--- Information provided ---
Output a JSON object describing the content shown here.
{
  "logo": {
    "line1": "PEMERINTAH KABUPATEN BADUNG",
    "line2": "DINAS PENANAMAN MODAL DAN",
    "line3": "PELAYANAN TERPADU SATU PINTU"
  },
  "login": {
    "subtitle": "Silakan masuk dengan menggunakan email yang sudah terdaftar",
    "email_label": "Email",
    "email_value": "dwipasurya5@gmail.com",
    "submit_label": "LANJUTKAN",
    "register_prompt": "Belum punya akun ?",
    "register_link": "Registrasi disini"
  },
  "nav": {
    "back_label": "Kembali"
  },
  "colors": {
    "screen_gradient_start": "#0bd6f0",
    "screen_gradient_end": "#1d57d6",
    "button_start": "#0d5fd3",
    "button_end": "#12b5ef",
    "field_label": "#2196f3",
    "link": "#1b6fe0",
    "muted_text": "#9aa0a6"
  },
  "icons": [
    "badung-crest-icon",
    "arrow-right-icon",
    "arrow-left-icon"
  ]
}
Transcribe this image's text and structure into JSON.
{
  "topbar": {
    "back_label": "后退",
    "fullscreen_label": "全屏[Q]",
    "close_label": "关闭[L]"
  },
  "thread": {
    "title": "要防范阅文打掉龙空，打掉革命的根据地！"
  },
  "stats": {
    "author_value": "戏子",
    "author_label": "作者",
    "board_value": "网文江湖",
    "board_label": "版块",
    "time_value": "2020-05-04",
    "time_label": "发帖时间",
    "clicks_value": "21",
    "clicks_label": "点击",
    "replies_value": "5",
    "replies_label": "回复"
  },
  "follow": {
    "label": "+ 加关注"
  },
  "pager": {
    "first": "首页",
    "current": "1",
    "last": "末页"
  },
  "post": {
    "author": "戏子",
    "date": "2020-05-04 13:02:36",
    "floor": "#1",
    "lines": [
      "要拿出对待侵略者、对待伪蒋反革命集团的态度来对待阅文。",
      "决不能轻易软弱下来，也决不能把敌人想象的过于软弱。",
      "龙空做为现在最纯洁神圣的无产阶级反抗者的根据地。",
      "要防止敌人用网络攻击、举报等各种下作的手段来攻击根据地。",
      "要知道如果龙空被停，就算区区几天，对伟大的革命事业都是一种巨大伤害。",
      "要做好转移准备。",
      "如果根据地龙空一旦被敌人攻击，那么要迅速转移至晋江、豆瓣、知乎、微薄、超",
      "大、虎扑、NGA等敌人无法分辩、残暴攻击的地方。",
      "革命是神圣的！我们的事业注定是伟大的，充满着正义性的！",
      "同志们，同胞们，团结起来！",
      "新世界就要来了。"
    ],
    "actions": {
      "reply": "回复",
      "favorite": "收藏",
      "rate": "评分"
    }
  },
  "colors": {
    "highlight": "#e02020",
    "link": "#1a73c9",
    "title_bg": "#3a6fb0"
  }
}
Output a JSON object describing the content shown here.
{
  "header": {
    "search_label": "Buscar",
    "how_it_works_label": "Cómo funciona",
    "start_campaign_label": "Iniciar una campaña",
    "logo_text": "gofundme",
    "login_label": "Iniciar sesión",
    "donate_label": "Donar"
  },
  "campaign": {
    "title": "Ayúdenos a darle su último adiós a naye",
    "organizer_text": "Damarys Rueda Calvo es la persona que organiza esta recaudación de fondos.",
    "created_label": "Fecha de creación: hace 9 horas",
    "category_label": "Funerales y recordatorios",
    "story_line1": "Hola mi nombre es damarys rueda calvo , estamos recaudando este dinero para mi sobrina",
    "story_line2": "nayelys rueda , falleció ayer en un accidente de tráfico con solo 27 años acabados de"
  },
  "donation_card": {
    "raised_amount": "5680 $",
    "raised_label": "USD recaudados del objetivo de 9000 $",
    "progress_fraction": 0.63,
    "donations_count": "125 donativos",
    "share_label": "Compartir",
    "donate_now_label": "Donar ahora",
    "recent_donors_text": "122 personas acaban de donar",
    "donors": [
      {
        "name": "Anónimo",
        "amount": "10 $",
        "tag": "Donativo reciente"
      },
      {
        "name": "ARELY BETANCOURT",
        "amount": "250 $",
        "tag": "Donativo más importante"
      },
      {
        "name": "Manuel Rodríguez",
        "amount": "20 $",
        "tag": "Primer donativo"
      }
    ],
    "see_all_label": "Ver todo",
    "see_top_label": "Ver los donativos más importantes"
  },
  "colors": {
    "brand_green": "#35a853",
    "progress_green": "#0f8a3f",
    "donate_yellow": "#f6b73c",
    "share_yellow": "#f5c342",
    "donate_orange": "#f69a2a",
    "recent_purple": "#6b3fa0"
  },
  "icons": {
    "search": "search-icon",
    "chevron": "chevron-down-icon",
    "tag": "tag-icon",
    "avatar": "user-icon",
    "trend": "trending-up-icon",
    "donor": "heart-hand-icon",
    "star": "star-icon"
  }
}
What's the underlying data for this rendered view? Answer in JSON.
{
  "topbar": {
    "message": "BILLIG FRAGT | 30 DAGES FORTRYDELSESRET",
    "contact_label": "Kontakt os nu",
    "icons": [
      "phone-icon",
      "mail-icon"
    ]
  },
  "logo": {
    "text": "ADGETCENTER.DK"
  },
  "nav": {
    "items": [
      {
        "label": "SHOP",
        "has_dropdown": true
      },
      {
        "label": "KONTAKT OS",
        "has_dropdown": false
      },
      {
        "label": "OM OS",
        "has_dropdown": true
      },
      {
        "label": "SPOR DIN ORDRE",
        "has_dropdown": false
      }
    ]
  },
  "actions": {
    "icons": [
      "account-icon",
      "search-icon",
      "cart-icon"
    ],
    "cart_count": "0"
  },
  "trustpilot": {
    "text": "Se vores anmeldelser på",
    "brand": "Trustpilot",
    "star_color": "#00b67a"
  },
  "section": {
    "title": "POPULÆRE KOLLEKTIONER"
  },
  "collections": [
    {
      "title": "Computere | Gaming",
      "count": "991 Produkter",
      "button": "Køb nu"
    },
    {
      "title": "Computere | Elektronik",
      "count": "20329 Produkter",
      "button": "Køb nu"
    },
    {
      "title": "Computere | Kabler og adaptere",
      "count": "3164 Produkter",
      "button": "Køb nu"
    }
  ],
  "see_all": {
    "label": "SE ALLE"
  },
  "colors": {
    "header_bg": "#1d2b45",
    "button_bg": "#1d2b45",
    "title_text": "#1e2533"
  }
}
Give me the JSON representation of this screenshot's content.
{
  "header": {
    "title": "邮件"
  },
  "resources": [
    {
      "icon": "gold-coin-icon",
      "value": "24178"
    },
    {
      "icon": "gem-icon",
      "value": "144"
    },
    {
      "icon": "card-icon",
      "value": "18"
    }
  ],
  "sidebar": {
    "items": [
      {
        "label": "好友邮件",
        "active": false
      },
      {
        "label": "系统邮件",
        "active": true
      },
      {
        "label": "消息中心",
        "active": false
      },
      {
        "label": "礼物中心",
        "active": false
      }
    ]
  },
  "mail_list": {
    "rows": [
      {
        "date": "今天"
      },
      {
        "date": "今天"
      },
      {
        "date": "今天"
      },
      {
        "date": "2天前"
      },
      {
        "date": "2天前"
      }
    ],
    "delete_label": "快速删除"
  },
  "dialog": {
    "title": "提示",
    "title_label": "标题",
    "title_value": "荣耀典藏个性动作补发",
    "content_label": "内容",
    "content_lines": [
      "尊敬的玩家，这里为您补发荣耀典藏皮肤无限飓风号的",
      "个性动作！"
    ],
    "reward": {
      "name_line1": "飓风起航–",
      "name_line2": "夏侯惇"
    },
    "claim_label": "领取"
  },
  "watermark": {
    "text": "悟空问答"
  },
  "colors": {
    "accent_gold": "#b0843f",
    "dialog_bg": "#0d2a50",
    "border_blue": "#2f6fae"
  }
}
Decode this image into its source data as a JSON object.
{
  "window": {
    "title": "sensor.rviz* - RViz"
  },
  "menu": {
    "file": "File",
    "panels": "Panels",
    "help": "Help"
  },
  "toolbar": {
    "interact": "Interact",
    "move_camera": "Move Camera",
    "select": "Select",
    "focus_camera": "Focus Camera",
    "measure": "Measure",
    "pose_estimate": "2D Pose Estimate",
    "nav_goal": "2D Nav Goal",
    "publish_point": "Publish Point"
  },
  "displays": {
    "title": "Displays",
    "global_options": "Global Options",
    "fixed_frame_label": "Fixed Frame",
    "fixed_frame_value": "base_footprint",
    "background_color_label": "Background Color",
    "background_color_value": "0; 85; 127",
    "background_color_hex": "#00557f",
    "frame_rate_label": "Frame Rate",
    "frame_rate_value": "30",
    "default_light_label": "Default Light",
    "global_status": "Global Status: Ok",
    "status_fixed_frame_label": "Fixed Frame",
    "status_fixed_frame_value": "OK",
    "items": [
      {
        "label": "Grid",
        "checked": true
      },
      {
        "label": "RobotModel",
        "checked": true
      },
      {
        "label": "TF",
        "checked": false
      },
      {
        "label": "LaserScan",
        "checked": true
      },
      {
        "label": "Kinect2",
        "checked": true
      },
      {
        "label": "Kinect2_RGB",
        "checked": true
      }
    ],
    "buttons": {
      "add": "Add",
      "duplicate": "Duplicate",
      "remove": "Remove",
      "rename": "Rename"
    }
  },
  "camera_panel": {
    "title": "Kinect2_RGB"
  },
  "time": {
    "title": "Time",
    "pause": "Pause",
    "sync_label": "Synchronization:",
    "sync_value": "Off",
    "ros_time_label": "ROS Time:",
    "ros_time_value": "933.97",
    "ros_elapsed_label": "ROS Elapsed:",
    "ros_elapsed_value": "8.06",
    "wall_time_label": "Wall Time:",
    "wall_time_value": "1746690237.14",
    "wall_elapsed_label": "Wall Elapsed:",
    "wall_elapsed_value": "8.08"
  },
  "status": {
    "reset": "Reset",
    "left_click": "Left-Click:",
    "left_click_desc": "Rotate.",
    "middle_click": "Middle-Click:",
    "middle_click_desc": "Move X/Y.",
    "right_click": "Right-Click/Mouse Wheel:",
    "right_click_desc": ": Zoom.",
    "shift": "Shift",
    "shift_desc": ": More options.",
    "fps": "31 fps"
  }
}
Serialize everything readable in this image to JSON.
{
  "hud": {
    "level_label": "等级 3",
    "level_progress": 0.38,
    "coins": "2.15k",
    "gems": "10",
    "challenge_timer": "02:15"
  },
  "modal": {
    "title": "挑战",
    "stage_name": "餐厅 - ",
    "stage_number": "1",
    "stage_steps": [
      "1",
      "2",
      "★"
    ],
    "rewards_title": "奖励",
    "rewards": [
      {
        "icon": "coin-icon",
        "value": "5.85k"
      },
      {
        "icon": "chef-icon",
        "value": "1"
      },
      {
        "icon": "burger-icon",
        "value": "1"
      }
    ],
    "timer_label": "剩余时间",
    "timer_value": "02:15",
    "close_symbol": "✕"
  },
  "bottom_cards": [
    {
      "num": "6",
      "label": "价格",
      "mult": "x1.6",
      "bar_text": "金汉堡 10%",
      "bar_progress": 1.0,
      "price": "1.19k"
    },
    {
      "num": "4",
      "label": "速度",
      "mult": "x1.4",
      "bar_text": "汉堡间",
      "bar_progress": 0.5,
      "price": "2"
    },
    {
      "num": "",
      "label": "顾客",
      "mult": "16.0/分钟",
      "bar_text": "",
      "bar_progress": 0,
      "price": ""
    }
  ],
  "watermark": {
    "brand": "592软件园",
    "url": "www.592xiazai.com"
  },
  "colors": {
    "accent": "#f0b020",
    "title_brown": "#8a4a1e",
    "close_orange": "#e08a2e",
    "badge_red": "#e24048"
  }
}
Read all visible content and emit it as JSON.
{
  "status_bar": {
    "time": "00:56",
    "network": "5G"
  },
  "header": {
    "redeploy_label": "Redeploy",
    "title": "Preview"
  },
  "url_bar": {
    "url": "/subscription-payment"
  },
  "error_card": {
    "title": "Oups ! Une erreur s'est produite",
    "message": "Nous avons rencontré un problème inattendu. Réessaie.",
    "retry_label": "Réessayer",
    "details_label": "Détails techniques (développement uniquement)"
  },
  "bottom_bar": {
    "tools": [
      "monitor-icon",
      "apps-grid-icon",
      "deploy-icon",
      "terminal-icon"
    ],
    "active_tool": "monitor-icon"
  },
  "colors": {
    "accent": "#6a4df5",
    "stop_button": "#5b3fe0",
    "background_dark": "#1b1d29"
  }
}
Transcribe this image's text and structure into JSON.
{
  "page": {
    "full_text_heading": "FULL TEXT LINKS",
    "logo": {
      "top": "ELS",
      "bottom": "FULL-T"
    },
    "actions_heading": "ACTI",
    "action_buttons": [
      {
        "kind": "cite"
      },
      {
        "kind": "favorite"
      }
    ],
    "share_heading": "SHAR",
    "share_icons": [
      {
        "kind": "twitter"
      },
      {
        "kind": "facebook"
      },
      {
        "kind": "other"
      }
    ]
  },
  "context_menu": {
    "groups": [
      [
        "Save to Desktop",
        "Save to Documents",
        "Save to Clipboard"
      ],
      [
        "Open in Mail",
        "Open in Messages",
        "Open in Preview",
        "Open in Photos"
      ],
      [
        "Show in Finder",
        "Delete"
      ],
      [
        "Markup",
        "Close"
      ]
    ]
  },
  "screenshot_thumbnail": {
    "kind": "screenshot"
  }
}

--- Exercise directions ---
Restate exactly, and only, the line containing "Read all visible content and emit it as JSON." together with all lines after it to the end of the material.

--- Final answer ---
Read all visible content and emit it as JSON.
{
  "status_bar": {
    "time": "00:56",
    "network": "5G"
  },
  "header": {
    "redeploy_label": "Redeploy",
    "title": "Preview"
  },
  "url_bar": {
    "url": "/subscription-payment"
  },
  "error_card": {
    "title": "Oups ! Une erreur s'est produite",
    "message": "Nous avons rencontré un problème inattendu. Réessaie.",
    "retry_label": "Réessayer",
    "details_label": "Détails techniques (développement uniquement)"
  },
  "bottom_bar": {
    "tools": [
      "monitor-icon",
      "apps-grid-icon",
      "deploy-icon",
      "terminal-icon"
    ],
    "active_tool": "monitor-icon"
  },
  "colors": {
    "accent": "#6a4df5",
    "stop_button": "#5b3fe0",
    "background_dark": "#1b1d29"
  }
}
Transcribe this image's text and structure into JSON.
{
  "page": {
    "full_text_heading": "FULL TEXT LINKS",
    "logo": {
      "top": "ELS",
      "bottom": "FULL-T"
    },
    "actions_heading": "ACTI",
    "action_buttons": [
      {
        "kind": "cite"
      },
      {
        "kind": "favorite"
      }
    ],
    "share_heading": "SHAR",
    "share_icons": [
      {
        "kind": "twitter"
      },
      {
        "kind": "facebook"
      },
      {
        "kind": "other"
      }
    ]
  },
  "context_menu": {
    "groups": [
      [
        "Save to Desktop",
        "Save to Documents",
        "Save to Clipboard"
      ],
      [
        "Open in Mail",
        "Open in Messages",
        "Open in Preview",
        "Open in Photos"
      ],
      [
        "Show in Finder",
        "Delete"
      ],
      [
        "Markup",
        "Close"
      ]
    ]
  },
  "screenshot_thumbnail": {
    "kind": "screenshot"
  }
}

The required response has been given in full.